Flavio, thank you for the suggestion.
I have looked at the documention (relevant snippets pasted in below), and
looked at the presentations
but I still have some questions about WAN configuration:
A <-> B
A <-> C
A <-> D
A is a central processing hub (DC).
B-D are remote colo edge nodes (PODS).
Each POD contains (m) ZK Servers with (q) client connections.
What are the advantages and disadvantages to co-locating ZK Servers across a
WAN? Could you correct my admitedly naïve assumtions here?
1. ZK Servers within a POD would significantly improve read/write performance
within a given POD, v.s. clients within the POD opening connections to the DC.
2. ZK Servers within a POD would provide local file transacted storage of
writes, obviating the need to write that code ourselves.
3. ZK Servers within the POD would be resilient to network connectivity failure
between the POD and the DC. Once connectivity re-established, the ZK Servers in
the POD would sync with the ZK servers in the DC, and, from the perspective of
a client within the POD, everything just worked, and there was no network
4. A WAN topology of co-located ZK servers in both the DC and (n) PODs would
not significantly degrade the performance of the ensemble, provided large blobs
of traffic were not being sent across the network.
Doc references below
(No Java system property)
Enables a hierarchical quorum construction."x" is a group identifier and
the numbers following the "=" sign correspond to server identifiers. The
left-hand side of the assignment is a colon-separated list of server
identifiers. Note that groups must be disjoint and the union of all groups must
be the ZooKeeper ensemble.
(No Java system property)
Used along with "group", it assigns a weight to a server when forming
quorums.
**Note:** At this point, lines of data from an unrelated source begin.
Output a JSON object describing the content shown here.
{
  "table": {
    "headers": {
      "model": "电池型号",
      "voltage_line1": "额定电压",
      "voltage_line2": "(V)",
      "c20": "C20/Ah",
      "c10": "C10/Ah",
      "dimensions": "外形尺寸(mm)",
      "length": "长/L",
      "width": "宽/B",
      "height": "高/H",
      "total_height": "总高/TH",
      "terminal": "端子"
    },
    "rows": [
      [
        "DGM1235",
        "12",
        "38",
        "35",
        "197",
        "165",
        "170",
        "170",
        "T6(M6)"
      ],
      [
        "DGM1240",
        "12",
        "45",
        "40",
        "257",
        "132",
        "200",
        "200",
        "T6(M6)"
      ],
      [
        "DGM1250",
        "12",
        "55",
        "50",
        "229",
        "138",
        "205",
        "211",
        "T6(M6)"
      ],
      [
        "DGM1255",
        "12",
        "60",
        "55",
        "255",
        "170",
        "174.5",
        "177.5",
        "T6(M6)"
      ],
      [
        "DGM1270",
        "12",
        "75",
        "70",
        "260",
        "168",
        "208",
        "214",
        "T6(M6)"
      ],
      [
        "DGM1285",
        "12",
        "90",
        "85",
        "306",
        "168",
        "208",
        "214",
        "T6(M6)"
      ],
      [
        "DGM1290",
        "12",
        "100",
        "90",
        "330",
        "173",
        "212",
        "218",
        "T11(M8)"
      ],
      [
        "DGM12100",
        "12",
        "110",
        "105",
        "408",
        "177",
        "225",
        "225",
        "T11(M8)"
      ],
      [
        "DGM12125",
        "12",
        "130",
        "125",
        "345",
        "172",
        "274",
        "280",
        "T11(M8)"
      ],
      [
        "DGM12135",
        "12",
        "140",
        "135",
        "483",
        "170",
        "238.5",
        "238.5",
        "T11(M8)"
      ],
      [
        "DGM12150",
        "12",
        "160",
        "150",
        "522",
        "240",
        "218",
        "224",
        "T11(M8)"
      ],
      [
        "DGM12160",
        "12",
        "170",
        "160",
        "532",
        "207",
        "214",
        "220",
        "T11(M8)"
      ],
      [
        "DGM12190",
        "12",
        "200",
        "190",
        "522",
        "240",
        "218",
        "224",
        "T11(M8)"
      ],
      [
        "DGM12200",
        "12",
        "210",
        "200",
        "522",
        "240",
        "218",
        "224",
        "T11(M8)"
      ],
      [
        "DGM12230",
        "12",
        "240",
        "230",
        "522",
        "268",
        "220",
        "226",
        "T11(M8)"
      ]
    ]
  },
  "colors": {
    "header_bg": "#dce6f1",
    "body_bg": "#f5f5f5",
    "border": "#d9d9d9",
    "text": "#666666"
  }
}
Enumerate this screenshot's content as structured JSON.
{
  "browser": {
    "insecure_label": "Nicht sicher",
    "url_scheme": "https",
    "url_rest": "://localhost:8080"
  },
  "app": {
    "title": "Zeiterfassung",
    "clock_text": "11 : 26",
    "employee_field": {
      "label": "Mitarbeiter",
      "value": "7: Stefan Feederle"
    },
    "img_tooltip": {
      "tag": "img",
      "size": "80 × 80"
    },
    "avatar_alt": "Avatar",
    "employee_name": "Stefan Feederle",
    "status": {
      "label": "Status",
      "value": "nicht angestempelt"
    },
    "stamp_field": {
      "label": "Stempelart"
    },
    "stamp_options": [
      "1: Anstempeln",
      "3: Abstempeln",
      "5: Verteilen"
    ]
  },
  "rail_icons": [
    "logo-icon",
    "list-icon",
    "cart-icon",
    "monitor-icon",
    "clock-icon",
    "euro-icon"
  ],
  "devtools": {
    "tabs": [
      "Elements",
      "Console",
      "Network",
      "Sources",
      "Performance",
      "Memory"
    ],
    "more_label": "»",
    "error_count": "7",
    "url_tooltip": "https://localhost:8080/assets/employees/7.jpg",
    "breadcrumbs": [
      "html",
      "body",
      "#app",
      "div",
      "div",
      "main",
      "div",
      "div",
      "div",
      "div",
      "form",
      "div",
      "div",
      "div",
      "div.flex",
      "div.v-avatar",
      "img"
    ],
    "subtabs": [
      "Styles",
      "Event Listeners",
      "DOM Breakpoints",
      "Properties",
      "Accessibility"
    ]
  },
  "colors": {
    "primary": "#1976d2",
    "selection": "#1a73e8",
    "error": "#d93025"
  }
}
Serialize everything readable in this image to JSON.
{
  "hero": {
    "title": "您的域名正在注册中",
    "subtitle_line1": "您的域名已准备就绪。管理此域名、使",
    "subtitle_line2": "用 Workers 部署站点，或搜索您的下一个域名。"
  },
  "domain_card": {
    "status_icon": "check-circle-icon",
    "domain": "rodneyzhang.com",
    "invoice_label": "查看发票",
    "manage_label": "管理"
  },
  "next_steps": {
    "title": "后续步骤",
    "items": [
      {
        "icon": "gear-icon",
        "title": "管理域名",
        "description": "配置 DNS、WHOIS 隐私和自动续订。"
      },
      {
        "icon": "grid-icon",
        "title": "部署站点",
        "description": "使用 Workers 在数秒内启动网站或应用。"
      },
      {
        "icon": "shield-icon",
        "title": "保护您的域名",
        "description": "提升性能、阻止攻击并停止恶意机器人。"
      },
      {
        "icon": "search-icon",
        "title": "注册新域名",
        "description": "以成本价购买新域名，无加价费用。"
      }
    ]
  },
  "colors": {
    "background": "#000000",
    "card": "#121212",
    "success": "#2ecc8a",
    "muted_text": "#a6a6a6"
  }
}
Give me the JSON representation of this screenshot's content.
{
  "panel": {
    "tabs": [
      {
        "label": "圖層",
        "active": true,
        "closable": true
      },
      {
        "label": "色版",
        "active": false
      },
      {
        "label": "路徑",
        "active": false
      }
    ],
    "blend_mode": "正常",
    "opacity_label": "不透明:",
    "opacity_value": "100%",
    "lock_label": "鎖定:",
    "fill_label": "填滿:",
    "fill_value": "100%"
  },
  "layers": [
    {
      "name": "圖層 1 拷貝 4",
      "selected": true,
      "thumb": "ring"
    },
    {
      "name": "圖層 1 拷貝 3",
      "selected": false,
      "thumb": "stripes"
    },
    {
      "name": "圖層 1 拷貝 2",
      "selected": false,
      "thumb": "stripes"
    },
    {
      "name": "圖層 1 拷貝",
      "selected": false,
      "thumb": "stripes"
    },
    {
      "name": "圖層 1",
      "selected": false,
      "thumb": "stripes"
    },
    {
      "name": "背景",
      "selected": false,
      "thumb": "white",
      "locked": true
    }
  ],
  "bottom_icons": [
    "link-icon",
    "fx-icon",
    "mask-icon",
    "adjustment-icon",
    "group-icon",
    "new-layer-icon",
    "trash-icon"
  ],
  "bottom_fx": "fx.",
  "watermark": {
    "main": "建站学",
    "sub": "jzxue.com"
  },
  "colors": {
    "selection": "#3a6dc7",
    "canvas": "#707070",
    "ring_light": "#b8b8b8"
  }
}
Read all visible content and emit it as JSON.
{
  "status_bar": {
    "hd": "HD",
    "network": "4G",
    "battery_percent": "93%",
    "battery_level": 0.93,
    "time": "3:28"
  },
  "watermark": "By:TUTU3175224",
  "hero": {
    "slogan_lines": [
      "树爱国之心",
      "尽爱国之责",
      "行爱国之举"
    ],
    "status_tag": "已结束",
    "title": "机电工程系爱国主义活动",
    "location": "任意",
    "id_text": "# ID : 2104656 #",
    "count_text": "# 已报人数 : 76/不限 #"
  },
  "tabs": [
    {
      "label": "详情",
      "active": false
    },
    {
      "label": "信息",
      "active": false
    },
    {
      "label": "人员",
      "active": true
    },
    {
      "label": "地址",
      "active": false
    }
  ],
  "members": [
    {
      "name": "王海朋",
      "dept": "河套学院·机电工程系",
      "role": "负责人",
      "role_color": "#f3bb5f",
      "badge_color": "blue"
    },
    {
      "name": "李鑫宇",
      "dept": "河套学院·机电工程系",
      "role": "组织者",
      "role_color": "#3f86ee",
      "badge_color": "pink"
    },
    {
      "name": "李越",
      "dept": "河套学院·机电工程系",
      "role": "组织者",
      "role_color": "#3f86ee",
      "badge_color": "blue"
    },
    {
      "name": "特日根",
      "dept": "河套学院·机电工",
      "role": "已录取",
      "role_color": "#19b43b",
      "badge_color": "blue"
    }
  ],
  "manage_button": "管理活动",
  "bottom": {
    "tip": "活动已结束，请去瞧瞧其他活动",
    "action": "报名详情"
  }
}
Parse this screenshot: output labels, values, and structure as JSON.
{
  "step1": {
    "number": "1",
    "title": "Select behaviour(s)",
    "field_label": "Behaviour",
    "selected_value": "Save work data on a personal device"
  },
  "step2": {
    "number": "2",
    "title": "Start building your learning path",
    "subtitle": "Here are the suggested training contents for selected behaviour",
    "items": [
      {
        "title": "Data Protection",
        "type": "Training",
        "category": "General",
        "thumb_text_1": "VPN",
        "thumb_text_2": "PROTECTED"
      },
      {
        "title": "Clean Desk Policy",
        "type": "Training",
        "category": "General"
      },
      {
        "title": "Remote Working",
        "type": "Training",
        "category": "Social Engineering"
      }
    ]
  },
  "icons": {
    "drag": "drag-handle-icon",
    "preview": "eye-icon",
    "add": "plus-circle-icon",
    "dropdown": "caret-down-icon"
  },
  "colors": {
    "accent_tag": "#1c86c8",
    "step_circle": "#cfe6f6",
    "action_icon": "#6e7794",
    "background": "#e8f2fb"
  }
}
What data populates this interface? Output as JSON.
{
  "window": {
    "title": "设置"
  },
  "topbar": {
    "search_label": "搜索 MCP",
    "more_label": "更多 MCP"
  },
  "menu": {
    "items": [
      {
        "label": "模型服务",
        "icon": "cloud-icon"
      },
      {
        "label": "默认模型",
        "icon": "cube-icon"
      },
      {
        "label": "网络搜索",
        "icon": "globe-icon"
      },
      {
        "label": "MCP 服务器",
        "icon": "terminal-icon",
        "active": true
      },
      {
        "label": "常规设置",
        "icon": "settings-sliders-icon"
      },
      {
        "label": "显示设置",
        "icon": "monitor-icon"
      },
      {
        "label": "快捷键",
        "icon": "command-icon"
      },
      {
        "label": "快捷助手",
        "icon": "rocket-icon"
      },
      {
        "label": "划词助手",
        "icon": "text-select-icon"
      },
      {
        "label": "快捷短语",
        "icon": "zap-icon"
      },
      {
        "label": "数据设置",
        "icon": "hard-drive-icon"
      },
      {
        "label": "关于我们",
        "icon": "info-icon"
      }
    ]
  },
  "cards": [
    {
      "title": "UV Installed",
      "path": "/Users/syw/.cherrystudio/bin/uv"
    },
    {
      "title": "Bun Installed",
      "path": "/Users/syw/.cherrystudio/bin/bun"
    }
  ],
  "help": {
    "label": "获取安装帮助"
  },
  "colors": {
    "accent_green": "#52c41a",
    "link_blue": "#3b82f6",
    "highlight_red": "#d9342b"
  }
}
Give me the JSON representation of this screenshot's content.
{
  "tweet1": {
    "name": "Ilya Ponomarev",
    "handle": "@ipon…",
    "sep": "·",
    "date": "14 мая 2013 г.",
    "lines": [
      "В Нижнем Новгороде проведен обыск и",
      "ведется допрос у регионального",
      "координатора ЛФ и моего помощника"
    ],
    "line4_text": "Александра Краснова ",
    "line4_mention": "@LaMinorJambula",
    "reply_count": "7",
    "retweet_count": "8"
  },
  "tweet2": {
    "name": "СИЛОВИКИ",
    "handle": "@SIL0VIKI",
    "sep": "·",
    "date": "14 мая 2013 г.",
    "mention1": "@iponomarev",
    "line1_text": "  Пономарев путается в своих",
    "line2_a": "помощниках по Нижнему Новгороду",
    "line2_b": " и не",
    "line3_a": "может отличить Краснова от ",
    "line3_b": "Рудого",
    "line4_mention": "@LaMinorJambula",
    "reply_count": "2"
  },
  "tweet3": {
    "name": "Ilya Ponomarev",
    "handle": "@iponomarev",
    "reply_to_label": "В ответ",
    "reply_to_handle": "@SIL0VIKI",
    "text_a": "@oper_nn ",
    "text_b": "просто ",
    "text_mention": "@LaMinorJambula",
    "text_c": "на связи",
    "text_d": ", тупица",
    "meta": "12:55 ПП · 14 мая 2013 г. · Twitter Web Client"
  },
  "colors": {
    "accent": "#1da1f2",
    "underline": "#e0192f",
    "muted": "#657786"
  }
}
Such a value corresponds to the weight of a server when voting. There
are a few parts of ZooKeeper that require voting such as leader election and
the atomic broadcast protocol. By default the weight of server is 1. If the
configuration defines groups, but not weights, then a value of 1 will be
assigned to all servers.
A different construction that uses weights and is useful in wide-area
deployments (co-locations) is a hierarchical one. With this construction, we
split the servers into disjoint groups and assign weights to processes. To form
a quorum, we have to get a hold of enough servers from a majority of groups G,
such that for each group g in G, the sum of votes from g is larger than half of
the sum of weights in g. Interestingly, this construction enables smaller
quorums. If we have, for example, 9 servers, we split them into 3 groups, and
assign a weight of 1 to each server, then we are able to form quorums of size
4. Note that two subsets of processes composed each of a majority of servers
from each of a majority of groups necessarily have a non-empty intersection. It
is reasonable to expect that a majority of co-locations will have a majority of
servers available with high probability.
With ZooKeeper, we provide a user with the ability of configuring servers to
use majority quorums, weights, or a hierarchy of groups.
From: Flavio Junqueira [mailto:f...@yahoo-inc.com]
Sent: Saturday, July 25, 2009 7:55 AM
Subject: Re: Zookeeper WAN Configuration
Todd, you can try using flexible quorums to implementing what your
requesting. You can simulate the behavior I described of observers by
setting the weight of the server to zero. Please check the
Check under "Cluster Options" options like group and weight.
On Jul 24, 2009, at 5:03 PM, Todd Greenwood wrote:
> In the future, once the Observers feature is implemented, then we
> be able to deploy zk servers to both the DC and to the pods...with all
> the goodness that Flavio mentions below.
> -----Original Message-----
> From: Flavio Junqueira [mailto:f...@yahoo-inc.com]
> Sent: Friday, July 24, 2009 4:50 PM
> To: email@example.com
> Subject: Re: Zookeeper WAN Configuration
> Just a few quick observations:
> On Jul 24, 2009, at 4:40 PM, Ted Dunning wrote:
>> On Fri, Jul 24, 2009 at 4:23 PM, Todd Greenwood
>>> Could you explain the idea behind the Observers feature, what this
>>> concept is supposed to address, and how it applies to the WAN
>>> configuration problem in particular?
>> Not really. I am just echoing comments on observers from them that
> Without observers, increasing the number of servers in an ensemble
> enables higher read throughput, but causes write throughput to drop
> because the number of votes to order each write operation increases.
> Essentially, observers are zookeeper servers that don't vote when
> ordering updates to the zookeeper state. Adding observers enables
> higher read throughput affecting minimally write throughput (leader
> still has to send commits to everyone, at least in the version we have
> been working on).
>>> The ideas for federating ZK or allowing observers would likely do
>>> want. I can imagine that an observer would only care that it can
>>> local peers and one of the observers would be elected to get updates
>>> thus would care about the central service).
>>> This certainly sounds like exactly what I want...Was this
>>> introduced in
>>> 3.2 in full, or only partially?
>> I don't think it is even in trunk yet. Look on Jira or at the
>> recent logs
>> of this mailing list.
> It is not on trunk yet.